▶ **Directions for this task**: Without the pictures, output the records below word for word.

▶ **Data**:
>>>>>
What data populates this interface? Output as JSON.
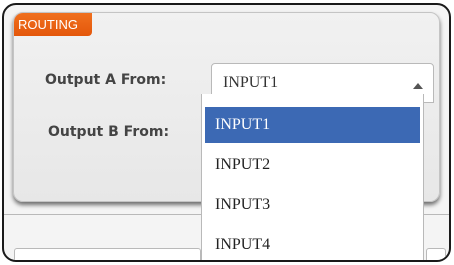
{
  "routing": {
    "section_title": "ROUTING",
    "output_a": {
      "label": "Output A From:",
      "selected_value": "INPUT1"
    },
    "output_b": {
      "label": "Output B From:"
    }
  },
  "dropdown": {
    "options": [
      "INPUT1",
      "INPUT2",
      "INPUT3",
      "INPUT4"
    ],
    "highlighted_index": 0
  },
  "colors": {
    "accent_orange": "#e4570b",
    "highlight_blue": "#3c69b4"
  }
}
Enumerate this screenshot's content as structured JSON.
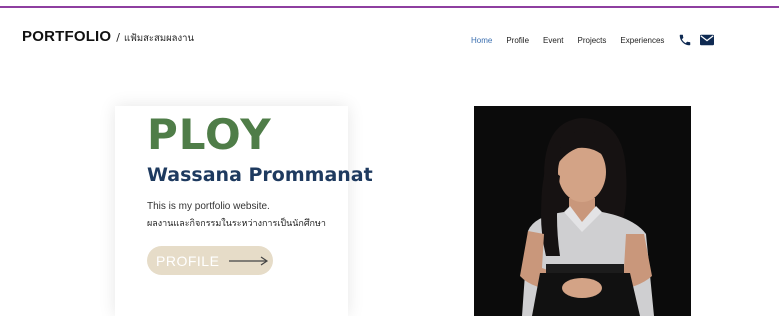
{
  "brand": {
    "title": "PORTFOLIO",
    "separator": "/",
    "subtitle": "แฟ้มสะสมผลงาน"
  },
  "nav": {
    "items": [
      "Home",
      "Profile",
      "Event",
      "Projects",
      "Experiences"
    ],
    "active_index": 0,
    "icons": [
      "phone-icon",
      "mail-icon"
    ]
  },
  "hero": {
    "nickname": "PLOY",
    "full_name": "Wassana Prommanat",
    "intro_en": "This is my portfolio website.",
    "intro_th": "ผลงานและกิจกรรมในระหว่างการเป็นนักศึกษา",
    "cta_label": "PROFILE"
  },
  "colors": {
    "accent_line": "#8e3fa0",
    "nickname": "#4f7d48",
    "full_name": "#1e3a5f",
    "nav_active": "#3b6fb0",
    "button_bg": "#e6dcc8",
    "icon": "#0f2a52"
  }
}
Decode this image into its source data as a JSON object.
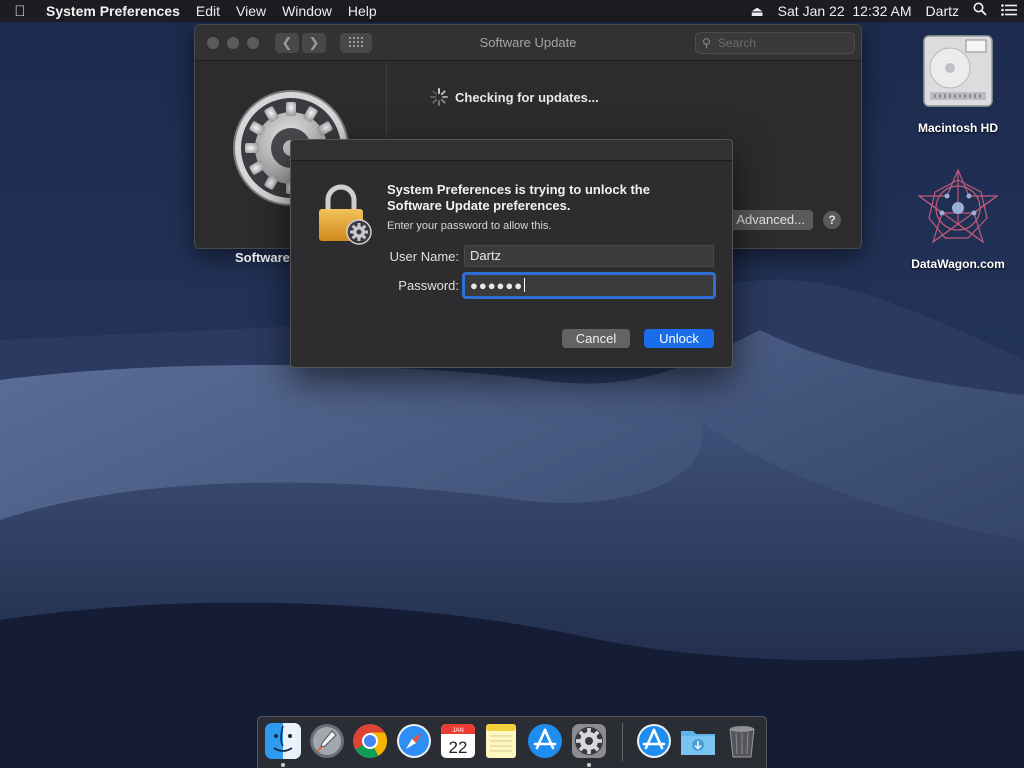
{
  "menubar": {
    "app_name": "System Preferences",
    "menus": [
      "Edit",
      "View",
      "Window",
      "Help"
    ],
    "date": "Sat Jan 22",
    "time": "12:32 AM",
    "user": "Dartz"
  },
  "software_update_window": {
    "title": "Software Update",
    "search_placeholder": "Search",
    "app_label": "Software",
    "status": "Checking for updates...",
    "advanced_label": "Advanced...",
    "help_label": "?"
  },
  "auth_dialog": {
    "heading_line1": "System Preferences is trying to unlock the",
    "heading_line2": "Software Update preferences.",
    "subtext": "Enter your password to allow this.",
    "username_label": "User Name:",
    "username_value": "Dartz",
    "password_label": "Password:",
    "password_masked": "●●●●●●",
    "cancel_label": "Cancel",
    "unlock_label": "Unlock"
  },
  "desktop_icons": [
    {
      "label": "Macintosh HD",
      "icon": "hard-drive-icon"
    },
    {
      "label": "DataWagon.com",
      "icon": "datawagon-logo-icon"
    }
  ],
  "dock": {
    "apps": [
      "finder",
      "launchpad",
      "chrome",
      "safari",
      "calendar",
      "notes",
      "app-store",
      "system-preferences",
      "app-store-2",
      "downloads-folder",
      "trash"
    ],
    "calendar_month": "JAN",
    "calendar_day": "22"
  },
  "colors": {
    "accent": "#1a6ce8",
    "focus_ring": "#2f6fd5",
    "window_bg": "#2c2c2e"
  }
}
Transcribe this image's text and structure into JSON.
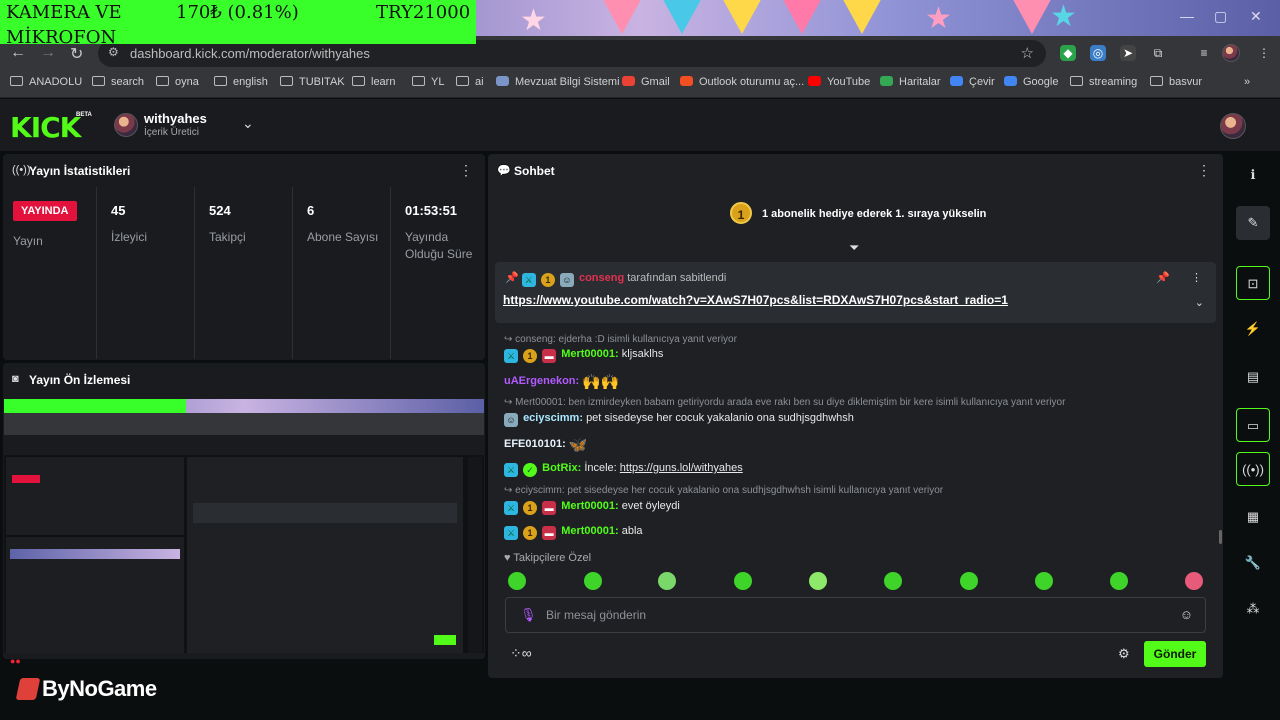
{
  "overlay": {
    "line1": "KAMERA VE",
    "line2": "MİKROFON",
    "price": "170₺ (0.81%)",
    "total": "TRY21000"
  },
  "browser": {
    "url": "dashboard.kick.com/moderator/withyahes",
    "bookmarks": [
      {
        "label": "ANADOLU",
        "icon": "folder-icon"
      },
      {
        "label": "search",
        "icon": "folder-icon"
      },
      {
        "label": "oyna",
        "icon": "folder-icon"
      },
      {
        "label": "english",
        "icon": "folder-icon"
      },
      {
        "label": "TUBITAK",
        "icon": "folder-icon"
      },
      {
        "label": "learn",
        "icon": "folder-icon"
      },
      {
        "label": "YL",
        "icon": "folder-icon"
      },
      {
        "label": "ai",
        "icon": "folder-icon"
      },
      {
        "label": "Mevzuat Bilgi Sistemi",
        "icon": "site-icon",
        "color": "#7b95c9"
      },
      {
        "label": "Gmail",
        "icon": "gmail-icon",
        "color": "#ea4335"
      },
      {
        "label": "Outlook oturumu aç...",
        "icon": "ms-icon",
        "color": "#f25022"
      },
      {
        "label": "YouTube",
        "icon": "youtube-icon",
        "color": "#ff0000"
      },
      {
        "label": "Haritalar",
        "icon": "maps-icon",
        "color": "#34a853"
      },
      {
        "label": "Çevir",
        "icon": "translate-icon",
        "color": "#4285f4"
      },
      {
        "label": "Google",
        "icon": "google-icon",
        "color": "#4285f4"
      },
      {
        "label": "streaming",
        "icon": "folder-icon"
      },
      {
        "label": "basvur",
        "icon": "folder-icon"
      }
    ]
  },
  "header": {
    "logo": "KICK",
    "beta": "BETA",
    "channel": "withyahes",
    "role": "İçerik Üretici"
  },
  "stats": {
    "title": "Yayın İstatistikleri",
    "live_badge": "YAYINDA",
    "live_label": "Yayın",
    "items": [
      {
        "value": "45",
        "label": "İzleyici"
      },
      {
        "value": "524",
        "label": "Takipçi"
      },
      {
        "value": "6",
        "label": "Abone Sayısı"
      },
      {
        "value": "01:53:51",
        "label": "Yayında Olduğu Süre"
      }
    ]
  },
  "preview": {
    "title": "Yayın Ön İzlemesi"
  },
  "chat": {
    "title": "Sohbet",
    "gift_coin": "1",
    "gift_banner": "1 abonelik hediye ederek 1. sıraya yükselin",
    "pinned": {
      "by_user": "conseng",
      "by_suffix": "tarafından sabitlendi",
      "link": "https://www.youtube.com/watch?v=XAwS7H07pcs&list=RDXAwS7H07pcs&start_radio=1"
    },
    "messages": [
      {
        "reply": "conseng: ejderha :D isimli kullanıcıya yanıt veriyor",
        "user": "Mert00001",
        "text": "kljsaklhs"
      },
      {
        "user": "uAErgenekon",
        "text": ""
      },
      {
        "reply": "Mert00001: ben izmirdeyken babam getiriyordu arada eve rakı ben su diye diklemiştim bir kere isimli kullanıcıya yanıt veriyor",
        "user": "eciyscimm",
        "text": "pet sisedeyse her cocuk yakalanio ona sudhjsgdhwhsh"
      },
      {
        "user": "EFE010101",
        "text": ""
      },
      {
        "user": "BotRix",
        "text": "İncele:",
        "link": "https://guns.lol/withyahes"
      },
      {
        "reply": "eciyscimm: pet sisedeyse her cocuk yakalanio ona sudhjsgdhwhsh isimli kullanıcıya yanıt veriyor",
        "user": "Mert00001",
        "text": "evet öyleydi"
      },
      {
        "user": "Mert00001",
        "text": "abla"
      }
    ],
    "follower_only": "Takipçilere Özel",
    "input_placeholder": "Bir mesaj gönderin",
    "send_label": "Gönder"
  },
  "brand_overlay": {
    "logo": "ByNoGame"
  },
  "colors": {
    "kick_green": "#53fc18",
    "live_red": "#e3123c",
    "panel_bg": "#191b1f",
    "chat_bg": "#1e2024"
  }
}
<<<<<
▶ **Solution to the exercise**:
What data populates this interface? Output as JSON.
{
  "routing": {
    "section_title": "ROUTING",
    "output_a": {
      "label": "Output A From:",
      "selected_value": "INPUT1"
    },
    "output_b": {
      "label": "Output B From:"
    }
  },
  "dropdown": {
    "options": [
      "INPUT1",
      "INPUT2",
      "INPUT3",
      "INPUT4"
    ],
    "highlighted_index": 0
  },
  "colors": {
    "accent_orange": "#e4570b",
    "highlight_blue": "#3c69b4"
  }
}
Enumerate this screenshot's content as structured JSON.
{
  "brand": {
    "title": "PORTFOLIO",
    "separator": "/",
    "subtitle": "แฟ้มสะสมผลงาน"
  },
  "nav": {
    "items": [
      "Home",
      "Profile",
      "Event",
      "Projects",
      "Experiences"
    ],
    "active_index": 0,
    "icons": [
      "phone-icon",
      "mail-icon"
    ]
  },
  "hero": {
    "nickname": "PLOY",
    "full_name": "Wassana Prommanat",
    "intro_en": "This is my portfolio website.",
    "intro_th": "ผลงานและกิจกรรมในระหว่างการเป็นนักศึกษา",
    "cta_label": "PROFILE"
  },
  "colors": {
    "accent_line": "#8e3fa0",
    "nickname": "#4f7d48",
    "full_name": "#1e3a5f",
    "nav_active": "#3b6fb0",
    "button_bg": "#e6dcc8",
    "icon": "#0f2a52"
  }
}
Decode this image into its source data as a JSON object.
{
  "menubar": {
    "app_name": "System Preferences",
    "menus": [
      "Edit",
      "View",
      "Window",
      "Help"
    ],
    "date": "Sat Jan 22",
    "time": "12:32 AM",
    "user": "Dartz"
  },
  "software_update_window": {
    "title": "Software Update",
    "search_placeholder": "Search",
    "app_label": "Software",
    "status": "Checking for updates...",
    "advanced_label": "Advanced...",
    "help_label": "?"
  },
  "auth_dialog": {
    "heading_line1": "System Preferences is trying to unlock the",
    "heading_line2": "Software Update preferences.",
    "subtext": "Enter your password to allow this.",
    "username_label": "User Name:",
    "username_value": "Dartz",
    "password_label": "Password:",
    "password_masked": "●●●●●●",
    "cancel_label": "Cancel",
    "unlock_label": "Unlock"
  },
  "desktop_icons": [
    {
      "label": "Macintosh HD",
      "icon": "hard-drive-icon"
    },
    {
      "label": "DataWagon.com",
      "icon": "datawagon-logo-icon"
    }
  ],
  "dock": {
    "apps": [
      "finder",
      "launchpad",
      "chrome",
      "safari",
      "calendar",
      "notes",
      "app-store",
      "system-preferences",
      "app-store-2",
      "downloads-folder",
      "trash"
    ],
    "calendar_month": "JAN",
    "calendar_day": "22"
  },
  "colors": {
    "accent": "#1a6ce8",
    "focus_ring": "#2f6fd5",
    "window_bg": "#2c2c2e"
  }
}
Transcribe this image's text and structure into JSON.
{
  "overlay": {
    "line1": "KAMERA VE",
    "line2": "MİKROFON",
    "price": "170₺ (0.81%)",
    "total": "TRY21000"
  },
  "browser": {
    "url": "dashboard.kick.com/moderator/withyahes",
    "bookmarks": [
      {
        "label": "ANADOLU",
        "icon": "folder-icon"
      },
      {
        "label": "search",
        "icon": "folder-icon"
      },
      {
        "label": "oyna",
        "icon": "folder-icon"
      },
      {
        "label": "english",
        "icon": "folder-icon"
      },
      {
        "label": "TUBITAK",
        "icon": "folder-icon"
      },
      {
        "label": "learn",
        "icon": "folder-icon"
      },
      {
        "label": "YL",
        "icon": "folder-icon"
      },
      {
        "label": "ai",
        "icon": "folder-icon"
      },
      {
        "label": "Mevzuat Bilgi Sistemi",
        "icon": "site-icon",
        "color": "#7b95c9"
      },
      {
        "label": "Gmail",
        "icon": "gmail-icon",
        "color": "#ea4335"
      },
      {
        "label": "Outlook oturumu aç...",
        "icon": "ms-icon",
        "color": "#f25022"
      },
      {
        "label": "YouTube",
        "icon": "youtube-icon",
        "color": "#ff0000"
      },
      {
        "label": "Haritalar",
        "icon": "maps-icon",
        "color": "#34a853"
      },
      {
        "label": "Çevir",
        "icon": "translate-icon",
        "color": "#4285f4"
      },
      {
        "label": "Google",
        "icon": "google-icon",
        "color": "#4285f4"
      },
      {
        "label": "streaming",
        "icon": "folder-icon"
      },
      {
        "label": "basvur",
        "icon": "folder-icon"
      }
    ]
  },
  "header": {
    "logo": "KICK",
    "beta": "BETA",
    "channel": "withyahes",
    "role": "İçerik Üretici"
  },
  "stats": {
    "title": "Yayın İstatistikleri",
    "live_badge": "YAYINDA",
    "live_label": "Yayın",
    "items": [
      {
        "value": "45",
        "label": "İzleyici"
      },
      {
        "value": "524",
        "label": "Takipçi"
      },
      {
        "value": "6",
        "label": "Abone Sayısı"
      },
      {
        "value": "01:53:51",
        "label": "Yayında Olduğu Süre"
      }
    ]
  },
  "preview": {
    "title": "Yayın Ön İzlemesi"
  },
  "chat": {
    "title": "Sohbet",
    "gift_coin": "1",
    "gift_banner": "1 abonelik hediye ederek 1. sıraya yükselin",
    "pinned": {
      "by_user": "conseng",
      "by_suffix": "tarafından sabitlendi",
      "link": "https://www.youtube.com/watch?v=XAwS7H07pcs&list=RDXAwS7H07pcs&start_radio=1"
    },
    "messages": [
      {
        "reply": "conseng: ejderha :D isimli kullanıcıya yanıt veriyor",
        "user": "Mert00001",
        "text": "kljsaklhs"
      },
      {
        "user": "uAErgenekon",
        "text": ""
      },
      {
        "reply": "Mert00001: ben izmirdeyken babam getiriyordu arada eve rakı ben su diye diklemiştim bir kere isimli kullanıcıya yanıt veriyor",
        "user": "eciyscimm",
        "text": "pet sisedeyse her cocuk yakalanio ona sudhjsgdhwhsh"
      },
      {
        "user": "EFE010101",
        "text": ""
      },
      {
        "user": "BotRix",
        "text": "İncele:",
        "link": "https://guns.lol/withyahes"
      },
      {
        "reply": "eciyscimm: pet sisedeyse her cocuk yakalanio ona sudhjsgdhwhsh isimli kullanıcıya yanıt veriyor",
        "user": "Mert00001",
        "text": "evet öyleydi"
      },
      {
        "user": "Mert00001",
        "text": "abla"
      }
    ],
    "follower_only": "Takipçilere Özel",
    "input_placeholder": "Bir mesaj gönderin",
    "send_label": "Gönder"
  },
  "brand_overlay": {
    "logo": "ByNoGame"
  },
  "colors": {
    "kick_green": "#53fc18",
    "live_red": "#e3123c",
    "panel_bg": "#191b1f",
    "chat_bg": "#1e2024"
  }
}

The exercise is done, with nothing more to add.